If Najib really wants to wage a jihad on modern-day slavery here in Malaysia, he should personally look into the human trafficking of children, women and men who service the various industries - both legal and illegal - which contribute to the economy of this country and Umno coffers.
He should look at the ‘slave wages' earned by some in the Indian and Chinese community who have the added indignity of being denied citizenships for bureaucratic reasons. And then of course, there's the ‘Orang Asli problem'.
But all these very real issues are subsumed beneath the political one-upmanship that Umno seems to be losing in the cyber propaganda war and let's face it, Pakatan is unable to address for various reasons.
All that is forthcoming are assurances that by winning federal power, they would be able to solve these ‘issues"' Exactly how they intend to do this is something we have to take on faith.
Faith. Something that Umno doesn't seem to realise is practically non-existent in a certain section of the voting public, which Umno is aggressively courting. Najib talks of "ghosts" which are being created out of the Lynas issue and he's right.
There has been very little objective discourse on the Lynas issue so far except appeals to emotion from both sides of the political divide. BN, of course, has got nothing to fall back on because decades of executive interference has left all the government institutions devoid of credibility, staffed by cronycrats unable to command an iota of respect.
Pakatan, on the other hand, has had a field day turning this issue into their main environmental and safety (sic) issue in lieu of any substantive environmental policies of their own.
And good for them but bad for us in the long term if any issue will always been used as stakes in a political game because the alternative alliance that claims to be forward thinking and progressive always has the excuse that it is involved in a life and death struggle with their political opponents.
I'm not surprised that Umno has some sort of ‘reality distortion field' at work in Putrajaya but I'm surprised that it has affected Najib's wingman to the Chinese community, Chua Soi Lek.
Chua, a shifty operator with a good work ethic - he would have done well during Tunku Abdul Rahman's tenure (sex scandal and all) - but seems to have really lost the plot.
His bare naked shilling for Umno has reached preposterous heights. His ‘counseling' of ‘not dwelling' on what happened in 60s and 70s to those youths is bizarre. I doubt most Chinese, or even most Malaysians, are even aware of what happened in the 60s or 70s. What they know of it is probably Umno propaganda or unofficial communal propaganda. I doubt they are up-to-date on the subaltern narratives that are excluded from the discourse.
No. What they are dwelling on is what happened last year. Or last week or yesterday. What they are dwelling on is the murder of Teoh Beng Hock or the demonisation of a Malaysian politician like Lim Guan Eng who is a marked man simply because he is Chinese chief minister not sanctioned by Umno. They are dwelling on the numerous provocations by Umno outsourced thugs with whom the MCA is guilty by association.

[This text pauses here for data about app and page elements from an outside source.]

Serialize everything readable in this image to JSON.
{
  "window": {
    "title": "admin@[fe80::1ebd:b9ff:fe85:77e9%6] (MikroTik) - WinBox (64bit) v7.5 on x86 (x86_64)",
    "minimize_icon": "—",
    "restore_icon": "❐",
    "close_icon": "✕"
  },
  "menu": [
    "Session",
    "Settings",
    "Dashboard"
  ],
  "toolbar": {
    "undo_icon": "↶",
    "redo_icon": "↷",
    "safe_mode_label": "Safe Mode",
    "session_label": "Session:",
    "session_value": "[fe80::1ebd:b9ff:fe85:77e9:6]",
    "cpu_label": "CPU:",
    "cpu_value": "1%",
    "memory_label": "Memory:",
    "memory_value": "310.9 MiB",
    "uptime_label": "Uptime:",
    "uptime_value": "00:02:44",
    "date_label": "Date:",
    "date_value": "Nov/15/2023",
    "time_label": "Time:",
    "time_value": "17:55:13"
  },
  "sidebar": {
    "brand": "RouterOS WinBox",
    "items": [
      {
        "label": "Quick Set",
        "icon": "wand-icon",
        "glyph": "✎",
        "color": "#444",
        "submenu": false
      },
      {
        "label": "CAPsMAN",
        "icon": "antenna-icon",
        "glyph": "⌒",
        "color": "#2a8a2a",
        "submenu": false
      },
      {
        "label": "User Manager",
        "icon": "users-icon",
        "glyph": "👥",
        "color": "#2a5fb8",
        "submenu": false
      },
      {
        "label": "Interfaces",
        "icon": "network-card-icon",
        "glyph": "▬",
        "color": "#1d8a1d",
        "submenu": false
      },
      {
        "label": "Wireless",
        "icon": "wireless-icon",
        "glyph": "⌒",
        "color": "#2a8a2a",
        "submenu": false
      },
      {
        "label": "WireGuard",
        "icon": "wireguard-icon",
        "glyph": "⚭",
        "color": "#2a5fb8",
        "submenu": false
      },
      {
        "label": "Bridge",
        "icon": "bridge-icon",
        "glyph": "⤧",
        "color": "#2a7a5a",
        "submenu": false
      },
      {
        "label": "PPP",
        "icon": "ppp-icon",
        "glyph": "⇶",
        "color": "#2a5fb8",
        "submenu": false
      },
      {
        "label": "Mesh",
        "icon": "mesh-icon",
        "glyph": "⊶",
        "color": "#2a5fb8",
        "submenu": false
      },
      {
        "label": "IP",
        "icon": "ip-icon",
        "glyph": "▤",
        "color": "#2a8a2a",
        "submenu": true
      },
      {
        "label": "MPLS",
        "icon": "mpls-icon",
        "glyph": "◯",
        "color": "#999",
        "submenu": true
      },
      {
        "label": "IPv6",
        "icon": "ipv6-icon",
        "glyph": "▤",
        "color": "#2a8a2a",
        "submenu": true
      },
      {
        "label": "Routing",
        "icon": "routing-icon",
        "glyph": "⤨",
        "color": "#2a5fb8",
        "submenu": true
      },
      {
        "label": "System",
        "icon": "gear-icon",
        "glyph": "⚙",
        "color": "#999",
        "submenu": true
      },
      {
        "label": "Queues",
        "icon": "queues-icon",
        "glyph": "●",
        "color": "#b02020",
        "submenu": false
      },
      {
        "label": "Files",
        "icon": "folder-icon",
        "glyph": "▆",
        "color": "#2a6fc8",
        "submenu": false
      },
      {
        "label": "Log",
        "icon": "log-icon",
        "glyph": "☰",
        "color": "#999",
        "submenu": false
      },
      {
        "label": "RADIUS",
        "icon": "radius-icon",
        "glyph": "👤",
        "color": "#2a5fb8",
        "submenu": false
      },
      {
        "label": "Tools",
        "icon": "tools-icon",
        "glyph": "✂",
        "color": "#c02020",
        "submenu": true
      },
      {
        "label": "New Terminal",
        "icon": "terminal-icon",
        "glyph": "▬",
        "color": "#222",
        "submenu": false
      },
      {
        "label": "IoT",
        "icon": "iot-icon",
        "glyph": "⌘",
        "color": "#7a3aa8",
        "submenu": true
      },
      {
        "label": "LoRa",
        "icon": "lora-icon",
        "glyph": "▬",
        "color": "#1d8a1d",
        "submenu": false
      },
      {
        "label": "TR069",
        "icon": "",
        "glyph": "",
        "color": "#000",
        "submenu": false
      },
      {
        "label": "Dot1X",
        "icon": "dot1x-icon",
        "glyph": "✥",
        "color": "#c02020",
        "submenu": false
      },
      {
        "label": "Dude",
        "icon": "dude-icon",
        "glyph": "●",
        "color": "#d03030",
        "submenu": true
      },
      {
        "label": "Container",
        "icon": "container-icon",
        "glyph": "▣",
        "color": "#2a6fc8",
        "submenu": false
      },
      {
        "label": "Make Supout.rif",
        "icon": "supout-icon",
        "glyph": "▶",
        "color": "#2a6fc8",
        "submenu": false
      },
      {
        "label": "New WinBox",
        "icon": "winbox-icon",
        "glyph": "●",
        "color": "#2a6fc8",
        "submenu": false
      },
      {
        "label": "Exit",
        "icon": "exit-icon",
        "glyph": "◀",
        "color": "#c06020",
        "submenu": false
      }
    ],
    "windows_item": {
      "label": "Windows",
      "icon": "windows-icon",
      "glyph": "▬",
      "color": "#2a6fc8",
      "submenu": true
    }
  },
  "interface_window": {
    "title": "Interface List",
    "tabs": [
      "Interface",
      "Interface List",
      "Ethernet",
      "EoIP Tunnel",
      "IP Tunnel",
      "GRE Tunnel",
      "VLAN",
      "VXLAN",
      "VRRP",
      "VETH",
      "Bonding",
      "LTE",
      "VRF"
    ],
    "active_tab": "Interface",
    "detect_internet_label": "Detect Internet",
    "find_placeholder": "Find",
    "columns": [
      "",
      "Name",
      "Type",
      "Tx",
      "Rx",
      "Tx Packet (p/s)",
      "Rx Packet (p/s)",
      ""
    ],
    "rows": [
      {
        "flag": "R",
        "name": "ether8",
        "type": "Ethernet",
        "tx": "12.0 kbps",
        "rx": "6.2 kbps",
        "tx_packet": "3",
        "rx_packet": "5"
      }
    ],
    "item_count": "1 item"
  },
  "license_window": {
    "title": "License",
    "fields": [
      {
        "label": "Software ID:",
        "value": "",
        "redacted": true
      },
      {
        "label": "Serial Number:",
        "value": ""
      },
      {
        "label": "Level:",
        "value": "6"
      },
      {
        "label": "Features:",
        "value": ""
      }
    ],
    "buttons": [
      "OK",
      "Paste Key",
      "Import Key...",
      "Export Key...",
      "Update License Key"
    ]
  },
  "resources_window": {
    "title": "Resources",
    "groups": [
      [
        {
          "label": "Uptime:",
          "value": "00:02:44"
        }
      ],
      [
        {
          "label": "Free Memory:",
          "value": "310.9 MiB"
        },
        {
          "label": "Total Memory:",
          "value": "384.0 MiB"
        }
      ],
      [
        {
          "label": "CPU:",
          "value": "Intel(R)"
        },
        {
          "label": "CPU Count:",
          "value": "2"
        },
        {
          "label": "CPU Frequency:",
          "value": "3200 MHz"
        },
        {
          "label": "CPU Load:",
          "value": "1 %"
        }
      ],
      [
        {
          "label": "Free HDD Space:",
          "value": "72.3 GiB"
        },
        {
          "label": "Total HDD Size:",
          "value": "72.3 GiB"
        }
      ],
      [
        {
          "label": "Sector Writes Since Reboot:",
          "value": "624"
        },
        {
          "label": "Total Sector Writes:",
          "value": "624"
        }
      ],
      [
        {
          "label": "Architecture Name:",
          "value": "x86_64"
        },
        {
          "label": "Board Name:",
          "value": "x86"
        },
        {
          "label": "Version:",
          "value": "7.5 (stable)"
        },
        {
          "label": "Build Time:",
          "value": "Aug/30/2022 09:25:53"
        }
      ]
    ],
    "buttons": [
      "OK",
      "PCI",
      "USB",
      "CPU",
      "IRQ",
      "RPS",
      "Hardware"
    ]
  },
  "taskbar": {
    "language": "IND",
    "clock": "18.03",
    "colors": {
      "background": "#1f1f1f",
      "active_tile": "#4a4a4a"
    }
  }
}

As I said we are playing the same game but we changed the rules. The main rule change is that the Chinese community doesn't care if they get representation in the cabinet because the MCA has been doing a piss poor job. They don't give a damn about the vigorous discussions behind ‘closed doors'. The communal issues that the MCA championed before is now in the purview of the DAP.
The MCA, unlike Umno, has nothing to fall back on. That's the problem with being a minority race-based party in a multiracial country. Of course, the existential crisis MCA is facing now will eventually be experienced by any minority race-based party.
Thinking long-term has never been a strong suit of the Malaysian voting public.
Ghosts from the past haunt this election and every other election. We will never be able to exorcise them because we continue to play the same game.
S THAYAPARAN is Commander (rtd) of the Royal Malaysian Navy.